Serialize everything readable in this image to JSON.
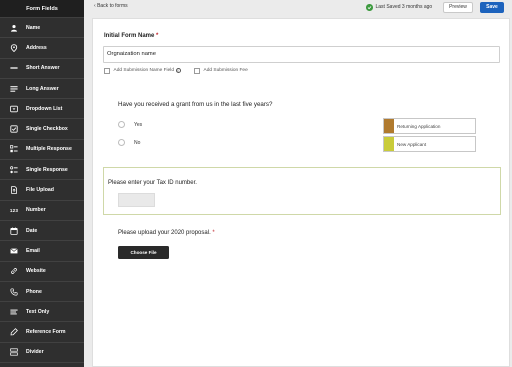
{
  "sidebar": {
    "title": "Form Fields",
    "items": [
      {
        "label": "Name",
        "icon": "person-icon"
      },
      {
        "label": "Address",
        "icon": "map-pin-icon"
      },
      {
        "label": "Short Answer",
        "icon": "short-answer-icon"
      },
      {
        "label": "Long Answer",
        "icon": "long-answer-icon"
      },
      {
        "label": "Dropdown List",
        "icon": "dropdown-icon"
      },
      {
        "label": "Single Checkbox",
        "icon": "checkbox-icon"
      },
      {
        "label": "Multiple Response",
        "icon": "multiple-response-icon"
      },
      {
        "label": "Single Response",
        "icon": "single-response-icon"
      },
      {
        "label": "File Upload",
        "icon": "file-upload-icon"
      },
      {
        "label": "Number",
        "icon": "number-icon",
        "icon_text": "123"
      },
      {
        "label": "Date",
        "icon": "calendar-icon"
      },
      {
        "label": "Email",
        "icon": "email-icon"
      },
      {
        "label": "Website",
        "icon": "link-icon"
      },
      {
        "label": "Phone",
        "icon": "phone-icon"
      },
      {
        "label": "Text Only",
        "icon": "text-only-icon"
      },
      {
        "label": "Reference Form",
        "icon": "reference-form-icon"
      },
      {
        "label": "Divider",
        "icon": "divider-icon"
      }
    ]
  },
  "topbar": {
    "back_label": "Back to forms",
    "saved_label": "Last Saved 3 months ago",
    "preview_label": "Preview",
    "save_label": "Save"
  },
  "form": {
    "name_label": "Initial Form Name",
    "required_mark": "*",
    "name_value": "Orgnaization name",
    "opt_submission_name": "Add Submission Name Field",
    "opt_submission_fee": "Add Submission Fee",
    "info_glyph": "i",
    "question": "Have you received a grant from us in the last five years?",
    "options": [
      "Yes",
      "No"
    ],
    "branches": [
      {
        "label": "Returning Application",
        "color": "#b07a2e"
      },
      {
        "label": "New Applicant",
        "color": "#c9cc3a"
      }
    ],
    "tax_label": "Please enter your Tax ID number.",
    "upload_label": "Please upload your 2020 proposal.",
    "choose_file_label": "Choose File"
  },
  "colors": {
    "accent": "#1d63bd",
    "success": "#3d9a3f",
    "sidebar_bg": "#2f2f2f",
    "required": "#c0262d"
  }
}
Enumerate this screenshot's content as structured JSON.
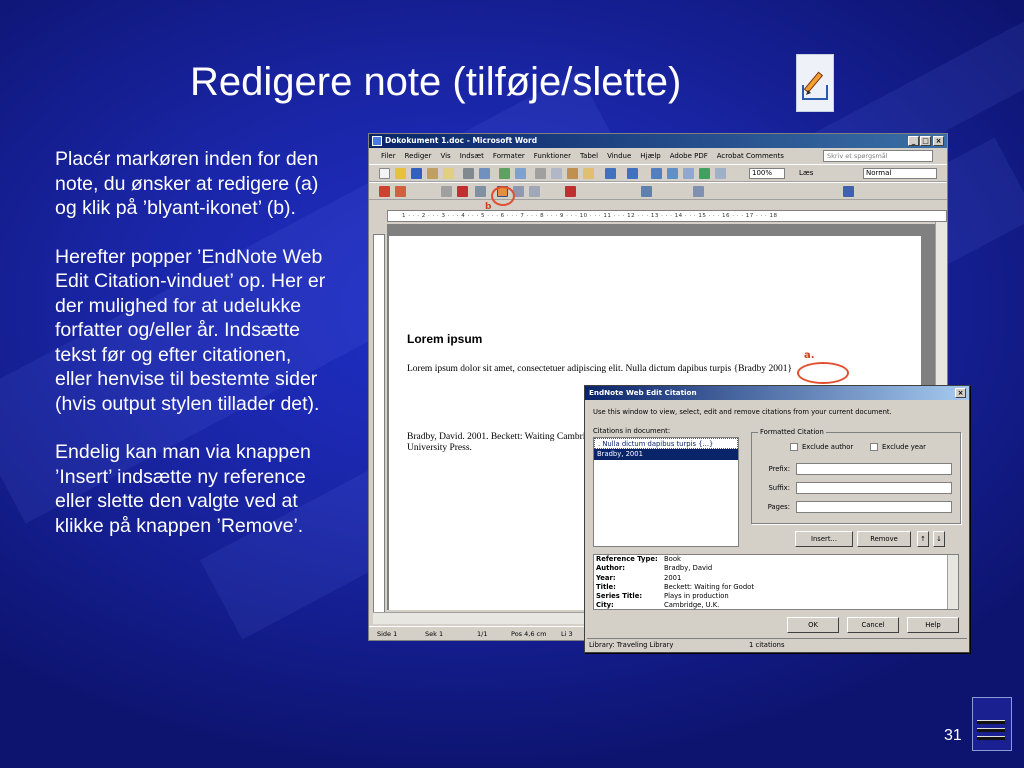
{
  "slide": {
    "title": "Redigere note (tilføje/slette)",
    "title_icon": "pencil-edit-icon",
    "paragraphs": [
      "Placér markøren inden for den note, du ønsker at redigere (a) og klik på ’blyant-ikonet’ (b).",
      "Herefter popper ’EndNote Web Edit Citation-vinduet’ op. Her er der mulighed for at udelukke forfatter og/eller år. Indsætte tekst før og efter citationen, eller henvise til bestemte sider (hvis output stylen tillader det).",
      "Endelig kan man via knappen ’Insert’ indsætte ny reference eller slette den valgte ved at klikke på knappen ’Remove’."
    ],
    "page_number": "31",
    "colors": {
      "background": "#1a26a8",
      "text": "#ffffff",
      "annotation": "#e05030"
    }
  },
  "word": {
    "window_title": "Dokokument 1.doc - Microsoft Word",
    "menu": [
      "Filer",
      "Rediger",
      "Vis",
      "Indsæt",
      "Formater",
      "Funktioner",
      "Tabel",
      "Vindue",
      "Hjælp",
      "Adobe PDF",
      "Acrobat Comments"
    ],
    "ask_placeholder": "Skriv et spørgsmål",
    "zoom": "100%",
    "read_button": "Læs",
    "style": "Normal",
    "ruler_text": "1 · · · 2 · · · 3 · · · 4 · · · 5 · · · 6 · · · 7 · · · 8 · · · 9 · · · 10 · · · 11 · · · 12 · · · 13 · · · 14 · · · 15 · · · 16 · · · 17 · · · 18",
    "doc_heading": "Lorem ipsum",
    "doc_paragraph": "Lorem ipsum dolor sit amet, consectetuer adipiscing elit. Nulla dictum dapibus turpis {Bradby 2001}",
    "doc_reference": "Bradby, David. 2001. Beckett: Waiting Cambridge University Press.",
    "label_a": "a.",
    "label_b": "b",
    "status": {
      "page": "Side 1",
      "section": "Sek 1",
      "pages": "1/1",
      "pos": "Pos 4,6 cm",
      "line": "Li 3"
    }
  },
  "dialog": {
    "title": "EndNote Web Edit Citation",
    "info": "Use this window to view, select, edit and remove citations from your current document.",
    "citations_label": "Citations in document:",
    "citations": [
      ". Nulla dictum dapibus turpis {...}",
      "Bradby, 2001"
    ],
    "formatted_label": "Formatted Citation",
    "exclude_author": "Exclude author",
    "exclude_year": "Exclude year",
    "prefix_label": "Prefix:",
    "suffix_label": "Suffix:",
    "pages_label": "Pages:",
    "insert_button": "Insert...",
    "remove_button": "Remove",
    "reference": [
      {
        "key": "Reference Type:",
        "value": "Book"
      },
      {
        "key": "Author:",
        "value": "Bradby, David"
      },
      {
        "key": "Year:",
        "value": "2001"
      },
      {
        "key": "Title:",
        "value": "Beckett: Waiting for Godot"
      },
      {
        "key": "Series Title:",
        "value": "Plays in production"
      },
      {
        "key": "City:",
        "value": "Cambridge, U.K."
      }
    ],
    "ok_button": "OK",
    "cancel_button": "Cancel",
    "help_button": "Help",
    "library": "Library: Traveling Library",
    "citation_count": "1 citations"
  }
}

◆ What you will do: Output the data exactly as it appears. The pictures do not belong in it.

◆ Task result:
Serialize everything readable in this image to JSON.
{
  "sidebar": {
    "title": "Form Fields",
    "items": [
      {
        "label": "Name",
        "icon": "person-icon"
      },
      {
        "label": "Address",
        "icon": "map-pin-icon"
      },
      {
        "label": "Short Answer",
        "icon": "short-answer-icon"
      },
      {
        "label": "Long Answer",
        "icon": "long-answer-icon"
      },
      {
        "label": "Dropdown List",
        "icon": "dropdown-icon"
      },
      {
        "label": "Single Checkbox",
        "icon": "checkbox-icon"
      },
      {
        "label": "Multiple Response",
        "icon": "multiple-response-icon"
      },
      {
        "label": "Single Response",
        "icon": "single-response-icon"
      },
      {
        "label": "File Upload",
        "icon": "file-upload-icon"
      },
      {
        "label": "Number",
        "icon": "number-icon",
        "icon_text": "123"
      },
      {
        "label": "Date",
        "icon": "calendar-icon"
      },
      {
        "label": "Email",
        "icon": "email-icon"
      },
      {
        "label": "Website",
        "icon": "link-icon"
      },
      {
        "label": "Phone",
        "icon": "phone-icon"
      },
      {
        "label": "Text Only",
        "icon": "text-only-icon"
      },
      {
        "label": "Reference Form",
        "icon": "reference-form-icon"
      },
      {
        "label": "Divider",
        "icon": "divider-icon"
      }
    ]
  },
  "topbar": {
    "back_label": "Back to forms",
    "saved_label": "Last Saved 3 months ago",
    "preview_label": "Preview",
    "save_label": "Save"
  },
  "form": {
    "name_label": "Initial Form Name",
    "required_mark": "*",
    "name_value": "Orgnaization name",
    "opt_submission_name": "Add Submission Name Field",
    "opt_submission_fee": "Add Submission Fee",
    "info_glyph": "i",
    "question": "Have you received a grant from us in the last five years?",
    "options": [
      "Yes",
      "No"
    ],
    "branches": [
      {
        "label": "Returning Application",
        "color": "#b07a2e"
      },
      {
        "label": "New Applicant",
        "color": "#c9cc3a"
      }
    ],
    "tax_label": "Please enter your Tax ID number.",
    "upload_label": "Please upload your 2020 proposal.",
    "choose_file_label": "Choose File"
  },
  "colors": {
    "accent": "#1d63bd",
    "success": "#3d9a3f",
    "sidebar_bg": "#2f2f2f",
    "required": "#c0262d"
  }
}
Enumerate this screenshot's content as structured JSON.
{
  "slide": {
    "title": "Redigere note (tilføje/slette)",
    "title_icon": "pencil-edit-icon",
    "paragraphs": [
      "Placér markøren inden for den note, du ønsker at redigere (a) og klik på ’blyant-ikonet’ (b).",
      "Herefter popper ’EndNote Web Edit Citation-vinduet’ op. Her er der mulighed for at udelukke forfatter og/eller år. Indsætte tekst før og efter citationen, eller henvise til bestemte sider (hvis output stylen tillader det).",
      "Endelig kan man via knappen ’Insert’ indsætte ny reference eller slette den valgte ved at klikke på knappen ’Remove’."
    ],
    "page_number": "31",
    "colors": {
      "background": "#1a26a8",
      "text": "#ffffff",
      "annotation": "#e05030"
    }
  },
  "word": {
    "window_title": "Dokokument 1.doc - Microsoft Word",
    "menu": [
      "Filer",
      "Rediger",
      "Vis",
      "Indsæt",
      "Formater",
      "Funktioner",
      "Tabel",
      "Vindue",
      "Hjælp",
      "Adobe PDF",
      "Acrobat Comments"
    ],
    "ask_placeholder": "Skriv et spørgsmål",
    "zoom": "100%",
    "read_button": "Læs",
    "style": "Normal",
    "ruler_text": "1 · · · 2 · · · 3 · · · 4 · · · 5 · · · 6 · · · 7 · · · 8 · · · 9 · · · 10 · · · 11 · · · 12 · · · 13 · · · 14 · · · 15 · · · 16 · · · 17 · · · 18",
    "doc_heading": "Lorem ipsum",
    "doc_paragraph": "Lorem ipsum dolor sit amet, consectetuer adipiscing elit. Nulla dictum dapibus turpis {Bradby 2001}",
    "doc_reference": "Bradby, David. 2001. Beckett: Waiting Cambridge University Press.",
    "label_a": "a.",
    "label_b": "b",
    "status": {
      "page": "Side 1",
      "section": "Sek 1",
      "pages": "1/1",
      "pos": "Pos 4,6 cm",
      "line": "Li 3"
    }
  },
  "dialog": {
    "title": "EndNote Web Edit Citation",
    "info": "Use this window to view, select, edit and remove citations from your current document.",
    "citations_label": "Citations in document:",
    "citations": [
      ". Nulla dictum dapibus turpis {...}",
      "Bradby, 2001"
    ],
    "formatted_label": "Formatted Citation",
    "exclude_author": "Exclude author",
    "exclude_year": "Exclude year",
    "prefix_label": "Prefix:",
    "suffix_label": "Suffix:",
    "pages_label": "Pages:",
    "insert_button": "Insert...",
    "remove_button": "Remove",
    "reference": [
      {
        "key": "Reference Type:",
        "value": "Book"
      },
      {
        "key": "Author:",
        "value": "Bradby, David"
      },
      {
        "key": "Year:",
        "value": "2001"
      },
      {
        "key": "Title:",
        "value": "Beckett: Waiting for Godot"
      },
      {
        "key": "Series Title:",
        "value": "Plays in production"
      },
      {
        "key": "City:",
        "value": "Cambridge, U.K."
      }
    ],
    "ok_button": "OK",
    "cancel_button": "Cancel",
    "help_button": "Help",
    "library": "Library: Traveling Library",
    "citation_count": "1 citations"
  }
}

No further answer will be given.